In the entries, find all lines that hold the word "lion" and copy them.

[Opening Data section]

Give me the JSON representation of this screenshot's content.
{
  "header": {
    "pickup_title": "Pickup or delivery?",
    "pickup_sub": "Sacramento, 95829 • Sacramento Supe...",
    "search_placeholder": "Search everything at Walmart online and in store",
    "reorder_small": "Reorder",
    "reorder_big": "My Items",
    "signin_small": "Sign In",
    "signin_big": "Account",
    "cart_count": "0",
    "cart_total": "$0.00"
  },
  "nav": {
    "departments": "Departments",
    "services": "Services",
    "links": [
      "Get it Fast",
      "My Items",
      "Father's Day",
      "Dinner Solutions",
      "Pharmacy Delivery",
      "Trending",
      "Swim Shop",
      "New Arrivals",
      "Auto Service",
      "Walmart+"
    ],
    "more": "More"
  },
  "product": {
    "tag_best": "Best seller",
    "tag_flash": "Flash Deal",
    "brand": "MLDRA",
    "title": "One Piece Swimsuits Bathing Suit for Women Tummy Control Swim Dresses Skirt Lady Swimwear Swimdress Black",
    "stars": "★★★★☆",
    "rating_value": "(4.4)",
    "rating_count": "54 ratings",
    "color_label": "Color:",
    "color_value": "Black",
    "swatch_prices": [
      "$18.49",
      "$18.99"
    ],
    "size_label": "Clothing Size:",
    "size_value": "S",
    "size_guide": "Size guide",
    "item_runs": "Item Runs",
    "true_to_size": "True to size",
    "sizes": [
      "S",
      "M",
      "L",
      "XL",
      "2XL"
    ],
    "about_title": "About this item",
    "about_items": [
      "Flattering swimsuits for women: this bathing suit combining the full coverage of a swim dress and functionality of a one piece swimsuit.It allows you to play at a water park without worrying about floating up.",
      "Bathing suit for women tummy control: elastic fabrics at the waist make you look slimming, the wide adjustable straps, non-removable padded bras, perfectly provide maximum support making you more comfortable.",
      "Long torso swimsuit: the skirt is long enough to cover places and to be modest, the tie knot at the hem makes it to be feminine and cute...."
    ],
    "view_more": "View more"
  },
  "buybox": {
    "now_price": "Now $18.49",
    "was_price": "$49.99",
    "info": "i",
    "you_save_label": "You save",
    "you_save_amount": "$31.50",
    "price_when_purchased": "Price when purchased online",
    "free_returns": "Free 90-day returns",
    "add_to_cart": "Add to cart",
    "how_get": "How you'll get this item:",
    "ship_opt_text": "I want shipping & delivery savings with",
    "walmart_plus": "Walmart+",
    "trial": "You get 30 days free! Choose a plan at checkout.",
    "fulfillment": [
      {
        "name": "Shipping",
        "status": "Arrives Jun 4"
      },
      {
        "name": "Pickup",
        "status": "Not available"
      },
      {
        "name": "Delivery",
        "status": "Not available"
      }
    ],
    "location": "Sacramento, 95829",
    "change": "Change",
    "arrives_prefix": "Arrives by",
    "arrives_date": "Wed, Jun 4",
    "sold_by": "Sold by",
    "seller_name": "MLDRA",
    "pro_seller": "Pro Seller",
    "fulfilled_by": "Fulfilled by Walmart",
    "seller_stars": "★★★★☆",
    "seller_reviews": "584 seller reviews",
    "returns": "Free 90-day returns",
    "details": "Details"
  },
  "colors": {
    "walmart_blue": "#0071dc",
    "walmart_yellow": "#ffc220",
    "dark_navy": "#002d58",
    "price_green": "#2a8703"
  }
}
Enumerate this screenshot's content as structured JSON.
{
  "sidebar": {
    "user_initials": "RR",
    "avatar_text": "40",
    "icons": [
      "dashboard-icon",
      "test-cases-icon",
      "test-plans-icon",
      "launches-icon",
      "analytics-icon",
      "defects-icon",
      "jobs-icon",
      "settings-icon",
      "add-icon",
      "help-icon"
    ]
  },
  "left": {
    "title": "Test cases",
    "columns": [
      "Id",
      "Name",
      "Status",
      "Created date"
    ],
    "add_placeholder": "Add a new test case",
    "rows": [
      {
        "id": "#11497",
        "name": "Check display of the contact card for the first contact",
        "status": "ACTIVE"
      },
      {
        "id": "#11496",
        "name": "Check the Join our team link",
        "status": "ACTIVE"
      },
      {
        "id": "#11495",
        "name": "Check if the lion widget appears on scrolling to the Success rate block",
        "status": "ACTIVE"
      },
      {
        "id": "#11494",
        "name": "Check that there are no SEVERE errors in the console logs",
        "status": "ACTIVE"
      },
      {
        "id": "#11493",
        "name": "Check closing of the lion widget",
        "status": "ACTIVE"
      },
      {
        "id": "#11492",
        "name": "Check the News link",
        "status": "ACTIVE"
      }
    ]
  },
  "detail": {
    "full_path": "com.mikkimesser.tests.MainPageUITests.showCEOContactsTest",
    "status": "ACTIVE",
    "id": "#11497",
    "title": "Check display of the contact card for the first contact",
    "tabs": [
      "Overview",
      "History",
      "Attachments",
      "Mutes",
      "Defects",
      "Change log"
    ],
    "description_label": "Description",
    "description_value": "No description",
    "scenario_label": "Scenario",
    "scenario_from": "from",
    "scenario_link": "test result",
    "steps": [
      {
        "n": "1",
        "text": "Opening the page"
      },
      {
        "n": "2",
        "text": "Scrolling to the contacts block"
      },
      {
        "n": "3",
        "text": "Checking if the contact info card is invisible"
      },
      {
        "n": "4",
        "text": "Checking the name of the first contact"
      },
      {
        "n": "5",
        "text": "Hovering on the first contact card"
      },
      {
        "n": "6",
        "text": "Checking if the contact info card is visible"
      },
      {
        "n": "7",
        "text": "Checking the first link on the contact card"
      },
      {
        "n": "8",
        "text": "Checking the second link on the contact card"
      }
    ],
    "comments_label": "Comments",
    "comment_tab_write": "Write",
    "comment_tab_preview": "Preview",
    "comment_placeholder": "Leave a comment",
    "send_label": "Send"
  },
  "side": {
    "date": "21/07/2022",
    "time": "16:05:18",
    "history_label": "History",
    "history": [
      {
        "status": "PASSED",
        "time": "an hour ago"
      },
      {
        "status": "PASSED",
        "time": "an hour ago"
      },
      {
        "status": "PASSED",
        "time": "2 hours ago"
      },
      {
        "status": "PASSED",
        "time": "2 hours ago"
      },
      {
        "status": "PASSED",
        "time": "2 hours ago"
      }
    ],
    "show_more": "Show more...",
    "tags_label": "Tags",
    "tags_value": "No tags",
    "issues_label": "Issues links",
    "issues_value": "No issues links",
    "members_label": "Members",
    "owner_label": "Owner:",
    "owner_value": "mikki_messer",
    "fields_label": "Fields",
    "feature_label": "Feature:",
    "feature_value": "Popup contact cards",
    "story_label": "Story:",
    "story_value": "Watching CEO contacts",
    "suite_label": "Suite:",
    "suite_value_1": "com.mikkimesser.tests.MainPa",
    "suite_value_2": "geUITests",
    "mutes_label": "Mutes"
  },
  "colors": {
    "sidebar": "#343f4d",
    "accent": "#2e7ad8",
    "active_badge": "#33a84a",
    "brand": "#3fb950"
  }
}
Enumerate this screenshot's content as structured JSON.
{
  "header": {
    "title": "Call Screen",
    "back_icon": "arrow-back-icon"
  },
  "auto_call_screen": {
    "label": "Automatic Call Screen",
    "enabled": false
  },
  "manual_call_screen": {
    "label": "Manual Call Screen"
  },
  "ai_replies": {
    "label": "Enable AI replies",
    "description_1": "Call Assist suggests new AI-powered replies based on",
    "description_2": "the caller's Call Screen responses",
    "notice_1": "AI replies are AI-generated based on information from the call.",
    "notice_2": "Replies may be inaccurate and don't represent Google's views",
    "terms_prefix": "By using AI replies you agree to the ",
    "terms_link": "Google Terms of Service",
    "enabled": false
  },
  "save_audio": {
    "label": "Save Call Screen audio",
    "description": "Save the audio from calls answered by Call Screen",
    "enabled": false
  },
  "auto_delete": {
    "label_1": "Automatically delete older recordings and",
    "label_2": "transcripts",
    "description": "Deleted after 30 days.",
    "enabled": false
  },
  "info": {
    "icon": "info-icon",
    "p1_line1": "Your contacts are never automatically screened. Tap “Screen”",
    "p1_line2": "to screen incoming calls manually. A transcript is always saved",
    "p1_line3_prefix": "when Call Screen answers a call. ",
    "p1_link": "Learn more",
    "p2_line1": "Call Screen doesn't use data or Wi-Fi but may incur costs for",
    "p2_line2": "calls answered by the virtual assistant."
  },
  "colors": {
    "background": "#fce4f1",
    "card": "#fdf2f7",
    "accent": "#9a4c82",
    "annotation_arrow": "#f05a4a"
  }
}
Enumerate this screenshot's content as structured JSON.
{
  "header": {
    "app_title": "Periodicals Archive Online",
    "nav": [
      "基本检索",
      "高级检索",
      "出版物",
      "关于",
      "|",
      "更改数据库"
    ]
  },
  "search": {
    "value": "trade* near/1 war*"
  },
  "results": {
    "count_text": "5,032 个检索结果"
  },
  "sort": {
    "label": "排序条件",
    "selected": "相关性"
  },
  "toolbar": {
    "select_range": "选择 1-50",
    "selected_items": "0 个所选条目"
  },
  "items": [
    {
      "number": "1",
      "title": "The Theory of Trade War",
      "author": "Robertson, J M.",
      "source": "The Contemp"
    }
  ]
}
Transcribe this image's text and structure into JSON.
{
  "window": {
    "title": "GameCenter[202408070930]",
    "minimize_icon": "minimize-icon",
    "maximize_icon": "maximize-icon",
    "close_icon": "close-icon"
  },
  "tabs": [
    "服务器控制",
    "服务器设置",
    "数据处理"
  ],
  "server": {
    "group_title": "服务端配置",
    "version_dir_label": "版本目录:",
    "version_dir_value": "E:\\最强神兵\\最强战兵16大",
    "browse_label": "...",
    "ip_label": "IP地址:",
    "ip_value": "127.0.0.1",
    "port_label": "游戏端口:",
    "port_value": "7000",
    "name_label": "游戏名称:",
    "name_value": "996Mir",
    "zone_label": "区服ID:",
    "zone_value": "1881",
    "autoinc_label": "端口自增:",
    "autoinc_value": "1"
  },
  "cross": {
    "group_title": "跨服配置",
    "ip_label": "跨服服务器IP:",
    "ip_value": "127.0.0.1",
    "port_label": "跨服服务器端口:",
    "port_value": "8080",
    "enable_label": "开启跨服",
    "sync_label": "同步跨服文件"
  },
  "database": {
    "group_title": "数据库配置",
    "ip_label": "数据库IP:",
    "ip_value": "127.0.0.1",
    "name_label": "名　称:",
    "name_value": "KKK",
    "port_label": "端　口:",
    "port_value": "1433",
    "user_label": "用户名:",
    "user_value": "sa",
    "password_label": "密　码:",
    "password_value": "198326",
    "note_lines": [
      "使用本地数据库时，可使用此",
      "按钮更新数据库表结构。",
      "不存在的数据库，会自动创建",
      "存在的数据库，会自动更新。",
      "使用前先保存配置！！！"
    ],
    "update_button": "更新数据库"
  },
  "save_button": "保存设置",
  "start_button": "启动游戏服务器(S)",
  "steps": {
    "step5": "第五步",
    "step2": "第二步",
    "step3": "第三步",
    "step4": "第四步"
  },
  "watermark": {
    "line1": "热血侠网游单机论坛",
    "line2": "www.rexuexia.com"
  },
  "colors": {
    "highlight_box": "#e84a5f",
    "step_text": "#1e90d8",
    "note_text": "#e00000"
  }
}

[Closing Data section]

▶ **Output of the task**:
        "name": "Check if the lion widget appears on scrolling to the Success rate block",
        "name": "Check closing of the lion widget",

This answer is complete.